◆ What is needed:
Here is a block of records. Copy every line in it that includes "JSON".

(Interface dataset entries)
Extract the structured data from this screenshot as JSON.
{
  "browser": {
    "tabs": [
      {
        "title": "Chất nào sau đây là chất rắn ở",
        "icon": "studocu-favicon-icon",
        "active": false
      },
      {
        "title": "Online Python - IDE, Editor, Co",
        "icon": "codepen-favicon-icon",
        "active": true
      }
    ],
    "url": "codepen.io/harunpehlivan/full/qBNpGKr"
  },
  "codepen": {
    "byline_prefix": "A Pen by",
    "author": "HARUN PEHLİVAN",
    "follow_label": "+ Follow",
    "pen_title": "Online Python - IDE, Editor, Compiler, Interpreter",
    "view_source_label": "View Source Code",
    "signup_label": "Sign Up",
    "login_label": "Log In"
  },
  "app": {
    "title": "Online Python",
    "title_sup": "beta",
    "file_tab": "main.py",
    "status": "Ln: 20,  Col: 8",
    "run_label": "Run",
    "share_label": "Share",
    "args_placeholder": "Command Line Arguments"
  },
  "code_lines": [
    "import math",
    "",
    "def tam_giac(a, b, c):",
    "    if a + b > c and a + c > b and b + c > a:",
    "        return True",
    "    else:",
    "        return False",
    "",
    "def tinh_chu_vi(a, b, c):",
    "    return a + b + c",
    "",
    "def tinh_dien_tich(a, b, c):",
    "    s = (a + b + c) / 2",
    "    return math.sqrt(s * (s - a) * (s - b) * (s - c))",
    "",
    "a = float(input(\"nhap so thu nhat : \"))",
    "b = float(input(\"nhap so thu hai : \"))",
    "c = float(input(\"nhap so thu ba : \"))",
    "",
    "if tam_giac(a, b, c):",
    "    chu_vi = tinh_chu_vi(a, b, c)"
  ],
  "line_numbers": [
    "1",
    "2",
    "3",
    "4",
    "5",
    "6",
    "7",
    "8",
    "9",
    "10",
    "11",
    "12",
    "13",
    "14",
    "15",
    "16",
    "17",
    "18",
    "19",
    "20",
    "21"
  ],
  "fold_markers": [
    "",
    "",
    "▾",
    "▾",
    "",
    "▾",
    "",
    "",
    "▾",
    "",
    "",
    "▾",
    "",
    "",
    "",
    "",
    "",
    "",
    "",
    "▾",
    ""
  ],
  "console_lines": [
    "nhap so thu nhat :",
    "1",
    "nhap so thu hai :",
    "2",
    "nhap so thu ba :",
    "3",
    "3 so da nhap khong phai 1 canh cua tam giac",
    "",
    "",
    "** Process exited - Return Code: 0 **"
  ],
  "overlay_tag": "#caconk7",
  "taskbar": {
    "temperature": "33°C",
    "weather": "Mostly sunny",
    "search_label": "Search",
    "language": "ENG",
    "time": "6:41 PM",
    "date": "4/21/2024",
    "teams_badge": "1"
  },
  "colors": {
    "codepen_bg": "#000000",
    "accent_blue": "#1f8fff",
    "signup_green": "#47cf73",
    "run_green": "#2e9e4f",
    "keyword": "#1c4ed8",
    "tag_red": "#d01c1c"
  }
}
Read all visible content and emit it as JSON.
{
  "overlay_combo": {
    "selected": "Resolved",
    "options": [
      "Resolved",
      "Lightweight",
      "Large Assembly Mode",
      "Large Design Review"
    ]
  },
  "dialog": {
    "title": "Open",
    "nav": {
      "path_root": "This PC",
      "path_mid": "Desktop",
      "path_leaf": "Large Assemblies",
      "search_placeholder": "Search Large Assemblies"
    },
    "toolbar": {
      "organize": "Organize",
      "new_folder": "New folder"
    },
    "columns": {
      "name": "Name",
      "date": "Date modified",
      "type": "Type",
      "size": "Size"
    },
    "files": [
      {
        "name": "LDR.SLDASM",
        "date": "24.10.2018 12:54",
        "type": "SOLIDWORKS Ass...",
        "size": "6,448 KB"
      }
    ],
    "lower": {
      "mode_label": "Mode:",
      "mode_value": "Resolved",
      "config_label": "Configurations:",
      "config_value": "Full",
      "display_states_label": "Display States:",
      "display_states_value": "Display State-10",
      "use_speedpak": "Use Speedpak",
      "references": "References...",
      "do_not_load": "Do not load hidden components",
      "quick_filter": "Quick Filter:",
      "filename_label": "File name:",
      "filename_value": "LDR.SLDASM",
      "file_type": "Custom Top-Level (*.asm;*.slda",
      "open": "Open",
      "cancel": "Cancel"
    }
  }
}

◆ Exercise answer:
Extract the structured data from this screenshot as JSON.
Read all visible content and emit it as JSON.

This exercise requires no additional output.